Each entry is to be given again word for word; images are dropped.

(Task material Opens)

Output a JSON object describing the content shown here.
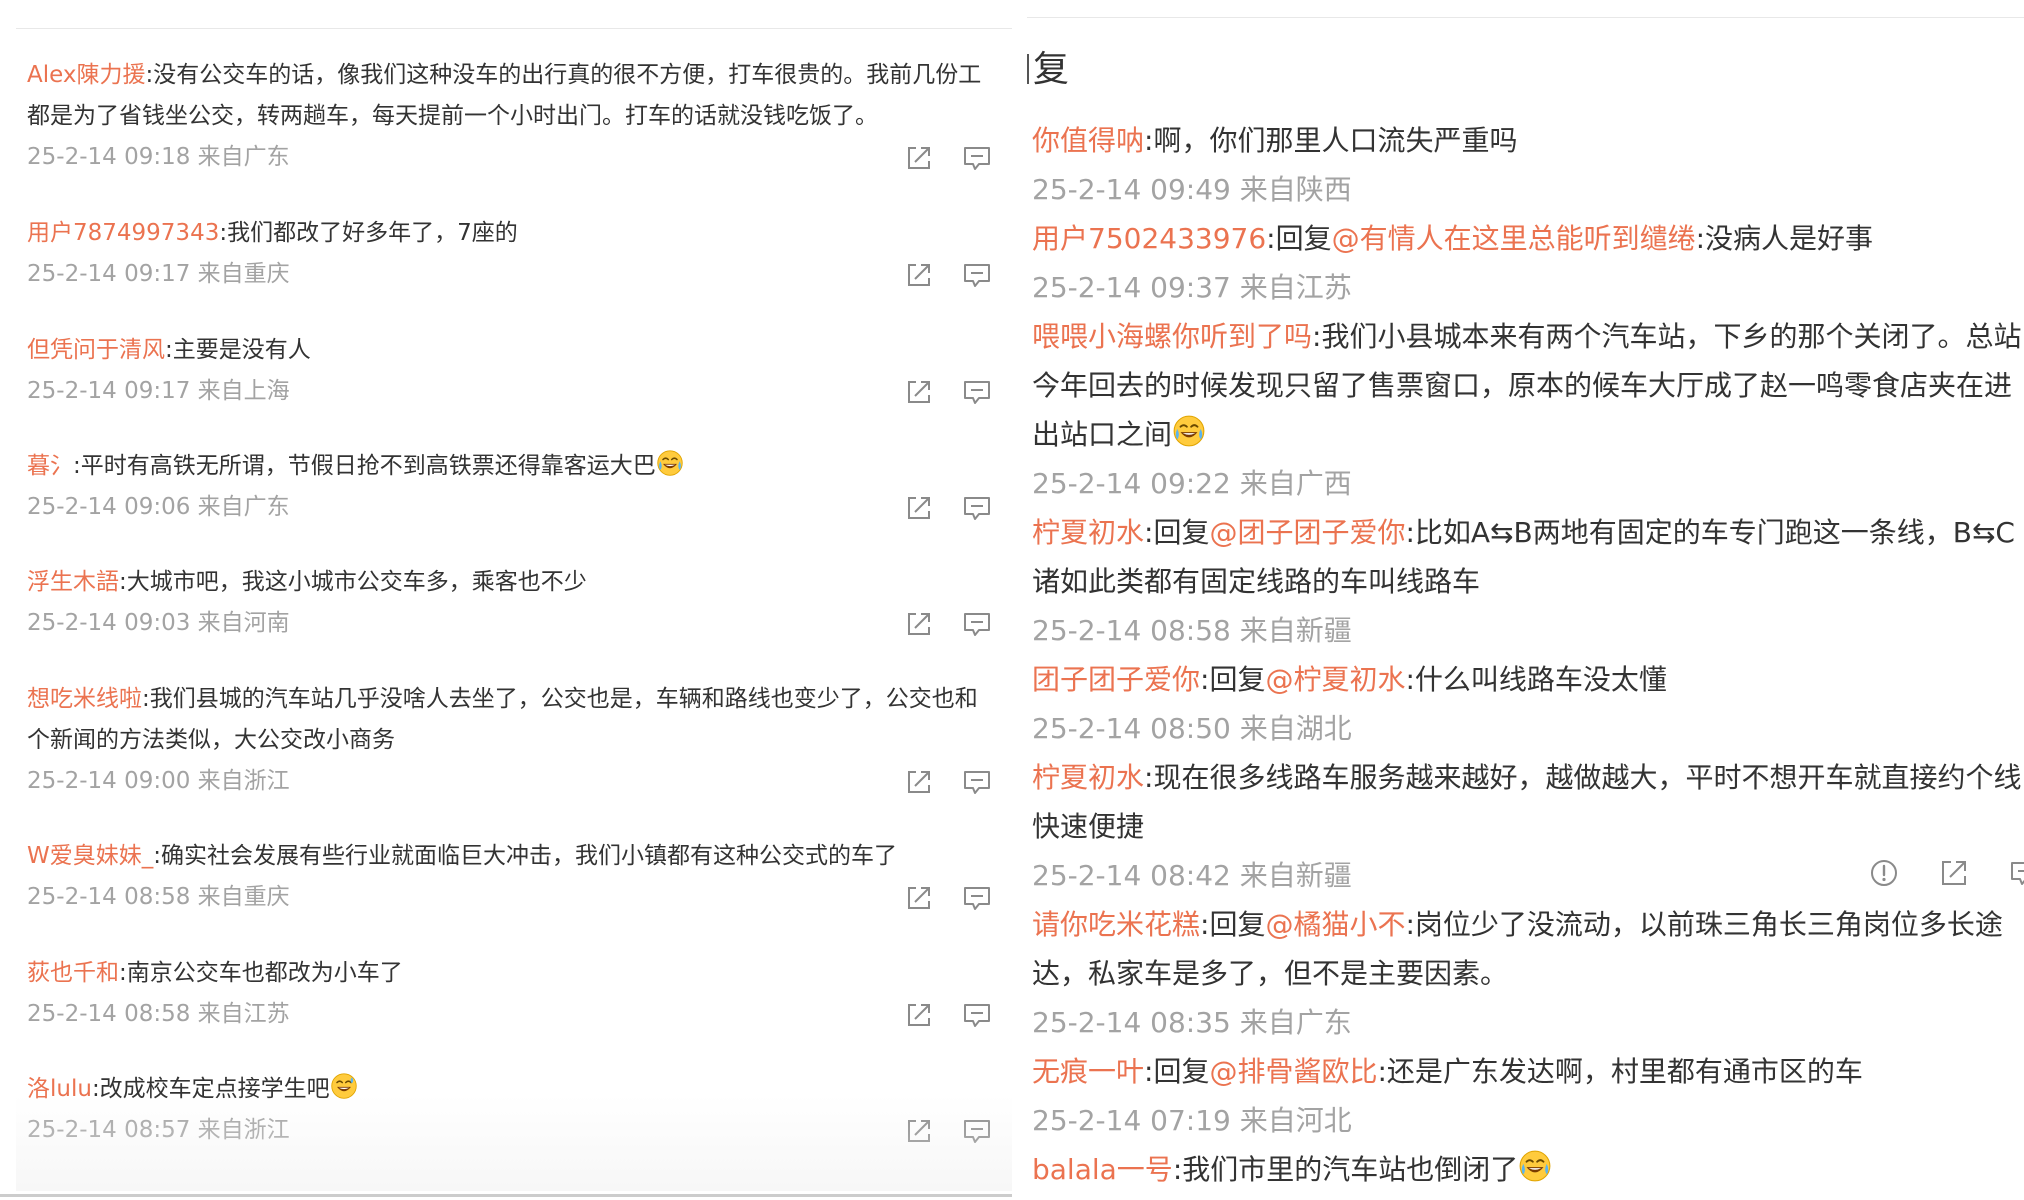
{
  "left_panel": {
    "comments": [
      {
        "user": "Alex陳力援",
        "lines": [
          ":没有公交车的话，像我们这种没车的出行真的很不方便，打车很贵的。我前几份工",
          "都是为了省钱坐公交，转两趟车，每天提前一个小时出门。打车的话就没钱吃饭了。"
        ],
        "meta": "25-2-14 09:18 来自广东"
      },
      {
        "user": "用户7874997343",
        "lines": [
          ":我们都改了好多年了，7座的"
        ],
        "meta": "25-2-14 09:17 来自重庆"
      },
      {
        "user": "但凭问于清风",
        "lines": [
          ":主要是没有人"
        ],
        "meta": "25-2-14 09:17 来自上海"
      },
      {
        "user": "暮氵",
        "lines": [
          ":平时有高铁无所谓，节假日抢不到高铁票还得靠客运大巴"
        ],
        "emoji": "laugh-cry-emoji",
        "meta": "25-2-14 09:06 来自广东"
      },
      {
        "user": "浮生木語",
        "lines": [
          ":大城市吧，我这小城市公交车多，乘客也不少"
        ],
        "meta": "25-2-14 09:03 来自河南"
      },
      {
        "user": "想吃米线啦",
        "lines": [
          ":我们县城的汽车站几乎没啥人去坐了，公交也是，车辆和路线也变少了，公交也和",
          "个新闻的方法类似，大公交改小商务"
        ],
        "meta": "25-2-14 09:00 来自浙江"
      },
      {
        "user": "W爱臭妹妹_",
        "lines": [
          ":确实社会发展有些行业就面临巨大冲击，我们小镇都有这种公交式的车了"
        ],
        "meta": "25-2-14 08:58 来自重庆"
      },
      {
        "user": "荻也千和",
        "lines": [
          ":南京公交车也都改为小车了"
        ],
        "meta": "25-2-14 08:58 来自江苏"
      },
      {
        "user": "洛lulu",
        "lines": [
          ":改成校车定点接学生吧"
        ],
        "emoji": "grin-sweat-emoji",
        "meta": "25-2-14 08:57 来自浙江"
      }
    ]
  },
  "right_panel": {
    "heading": "复",
    "comments": [
      {
        "user": "你值得呐",
        "lines": [
          [
            {
              "t": ":啊，你们那里人口流失严重吗"
            }
          ]
        ],
        "meta": "25-2-14 09:49 来自陕西"
      },
      {
        "user": "用户7502433976",
        "lines": [
          [
            {
              "t": ":回复"
            },
            {
              "t": "@有情人在这里总能听到缱绻",
              "mention": true
            },
            {
              "t": ":没病人是好事"
            }
          ]
        ],
        "meta": "25-2-14 09:37 来自江苏"
      },
      {
        "user": "喂喂小海螺你听到了吗",
        "lines": [
          [
            {
              "t": ":我们小县城本来有两个汽车站，下乡的那个关闭了。总站"
            }
          ],
          [
            {
              "t": "今年回去的时候发现只留了售票窗口，原本的候车大厅成了赵一鸣零食店夹在进"
            }
          ],
          [
            {
              "t": "出站口之间"
            }
          ]
        ],
        "emoji": "laugh-cry-emoji",
        "meta": "25-2-14 09:22 来自广西"
      },
      {
        "user": "柠夏初水",
        "lines": [
          [
            {
              "t": ":回复"
            },
            {
              "t": "@团子团子爱你",
              "mention": true
            },
            {
              "t": ":比如A⇆B两地有固定的车专门跑这一条线，B⇆C"
            }
          ],
          [
            {
              "t": "诸如此类都有固定线路的车叫线路车"
            }
          ]
        ],
        "meta": "25-2-14 08:58 来自新疆"
      },
      {
        "user": "团子团子爱你",
        "lines": [
          [
            {
              "t": ":回复"
            },
            {
              "t": "@柠夏初水",
              "mention": true
            },
            {
              "t": ":什么叫线路车没太懂"
            }
          ]
        ],
        "meta": "25-2-14 08:50 来自湖北"
      },
      {
        "user": "柠夏初水",
        "lines": [
          [
            {
              "t": ":现在很多线路车服务越来越好，越做越大，平时不想开车就直接约个线"
            }
          ],
          [
            {
              "t": "快速便捷"
            }
          ]
        ],
        "meta": "25-2-14 08:42 来自新疆"
      },
      {
        "user": "请你吃米花糕",
        "lines": [
          [
            {
              "t": ":回复"
            },
            {
              "t": "@橘猫小不",
              "mention": true
            },
            {
              "t": ":岗位少了没流动，以前珠三角长三角岗位多长途"
            }
          ],
          [
            {
              "t": "达，私家车是多了，但不是主要因素。"
            }
          ]
        ],
        "meta": "25-2-14 08:35 来自广东"
      },
      {
        "user": "无痕一叶",
        "lines": [
          [
            {
              "t": ":回复"
            },
            {
              "t": "@排骨酱欧比",
              "mention": true
            },
            {
              "t": ":还是广东发达啊，村里都有通市区的车"
            }
          ]
        ],
        "meta": "25-2-14 07:19 来自河北"
      },
      {
        "user": "balala一号",
        "lines": [
          [
            {
              "t": ":我们市里的汽车站也倒闭了"
            }
          ]
        ],
        "emoji": "laugh-cry-emoji"
      }
    ]
  },
  "colors": {
    "username": "#eb7350",
    "body_text": "#333333",
    "meta_text": "#a3a3a3",
    "icon": "#8a8a8a"
  }
}
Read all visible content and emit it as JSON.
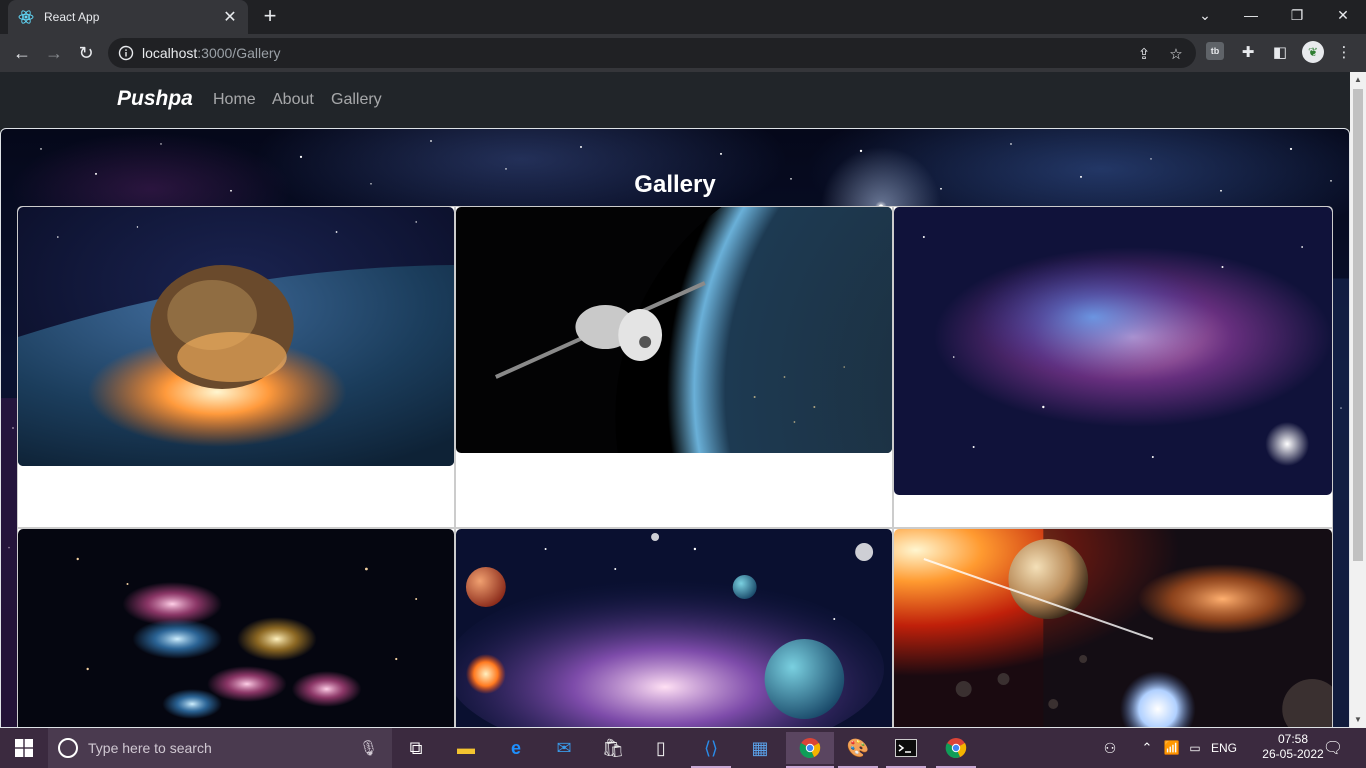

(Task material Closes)

● Reply:
Output a JSON object describing the content shown here.
{
  "left_panel": {
    "comments": [
      {
        "user": "Alex陳力援",
        "lines": [
          ":没有公交车的话，像我们这种没车的出行真的很不方便，打车很贵的。我前几份工",
          "都是为了省钱坐公交，转两趟车，每天提前一个小时出门。打车的话就没钱吃饭了。"
        ],
        "meta": "25-2-14 09:18 来自广东"
      },
      {
        "user": "用户7874997343",
        "lines": [
          ":我们都改了好多年了，7座的"
        ],
        "meta": "25-2-14 09:17 来自重庆"
      },
      {
        "user": "但凭问于清风",
        "lines": [
          ":主要是没有人"
        ],
        "meta": "25-2-14 09:17 来自上海"
      },
      {
        "user": "暮氵",
        "lines": [
          ":平时有高铁无所谓，节假日抢不到高铁票还得靠客运大巴"
        ],
        "emoji": "laugh-cry-emoji",
        "meta": "25-2-14 09:06 来自广东"
      },
      {
        "user": "浮生木語",
        "lines": [
          ":大城市吧，我这小城市公交车多，乘客也不少"
        ],
        "meta": "25-2-14 09:03 来自河南"
      },
      {
        "user": "想吃米线啦",
        "lines": [
          ":我们县城的汽车站几乎没啥人去坐了，公交也是，车辆和路线也变少了，公交也和",
          "个新闻的方法类似，大公交改小商务"
        ],
        "meta": "25-2-14 09:00 来自浙江"
      },
      {
        "user": "W爱臭妹妹_",
        "lines": [
          ":确实社会发展有些行业就面临巨大冲击，我们小镇都有这种公交式的车了"
        ],
        "meta": "25-2-14 08:58 来自重庆"
      },
      {
        "user": "荻也千和",
        "lines": [
          ":南京公交车也都改为小车了"
        ],
        "meta": "25-2-14 08:58 来自江苏"
      },
      {
        "user": "洛lulu",
        "lines": [
          ":改成校车定点接学生吧"
        ],
        "emoji": "grin-sweat-emoji",
        "meta": "25-2-14 08:57 来自浙江"
      }
    ]
  },
  "right_panel": {
    "heading": "复",
    "comments": [
      {
        "user": "你值得呐",
        "lines": [
          [
            {
              "t": ":啊，你们那里人口流失严重吗"
            }
          ]
        ],
        "meta": "25-2-14 09:49 来自陕西"
      },
      {
        "user": "用户7502433976",
        "lines": [
          [
            {
              "t": ":回复"
            },
            {
              "t": "@有情人在这里总能听到缱绻",
              "mention": true
            },
            {
              "t": ":没病人是好事"
            }
          ]
        ],
        "meta": "25-2-14 09:37 来自江苏"
      },
      {
        "user": "喂喂小海螺你听到了吗",
        "lines": [
          [
            {
              "t": ":我们小县城本来有两个汽车站，下乡的那个关闭了。总站"
            }
          ],
          [
            {
              "t": "今年回去的时候发现只留了售票窗口，原本的候车大厅成了赵一鸣零食店夹在进"
            }
          ],
          [
            {
              "t": "出站口之间"
            }
          ]
        ],
        "emoji": "laugh-cry-emoji",
        "meta": "25-2-14 09:22 来自广西"
      },
      {
        "user": "柠夏初水",
        "lines": [
          [
            {
              "t": ":回复"
            },
            {
              "t": "@团子团子爱你",
              "mention": true
            },
            {
              "t": ":比如A⇆B两地有固定的车专门跑这一条线，B⇆C"
            }
          ],
          [
            {
              "t": "诸如此类都有固定线路的车叫线路车"
            }
          ]
        ],
        "meta": "25-2-14 08:58 来自新疆"
      },
      {
        "user": "团子团子爱你",
        "lines": [
          [
            {
              "t": ":回复"
            },
            {
              "t": "@柠夏初水",
              "mention": true
            },
            {
              "t": ":什么叫线路车没太懂"
            }
          ]
        ],
        "meta": "25-2-14 08:50 来自湖北"
      },
      {
        "user": "柠夏初水",
        "lines": [
          [
            {
              "t": ":现在很多线路车服务越来越好，越做越大，平时不想开车就直接约个线"
            }
          ],
          [
            {
              "t": "快速便捷"
            }
          ]
        ],
        "meta": "25-2-14 08:42 来自新疆"
      },
      {
        "user": "请你吃米花糕",
        "lines": [
          [
            {
              "t": ":回复"
            },
            {
              "t": "@橘猫小不",
              "mention": true
            },
            {
              "t": ":岗位少了没流动，以前珠三角长三角岗位多长途"
            }
          ],
          [
            {
              "t": "达，私家车是多了，但不是主要因素。"
            }
          ]
        ],
        "meta": "25-2-14 08:35 来自广东"
      },
      {
        "user": "无痕一叶",
        "lines": [
          [
            {
              "t": ":回复"
            },
            {
              "t": "@排骨酱欧比",
              "mention": true
            },
            {
              "t": ":还是广东发达啊，村里都有通市区的车"
            }
          ]
        ],
        "meta": "25-2-14 07:19 来自河北"
      },
      {
        "user": "balala一号",
        "lines": [
          [
            {
              "t": ":我们市里的汽车站也倒闭了"
            }
          ]
        ],
        "emoji": "laugh-cry-emoji"
      }
    ]
  },
  "colors": {
    "username": "#eb7350",
    "body_text": "#333333",
    "meta_text": "#a3a3a3",
    "icon": "#8a8a8a"
  }
}
Read all visible content and emit it as JSON.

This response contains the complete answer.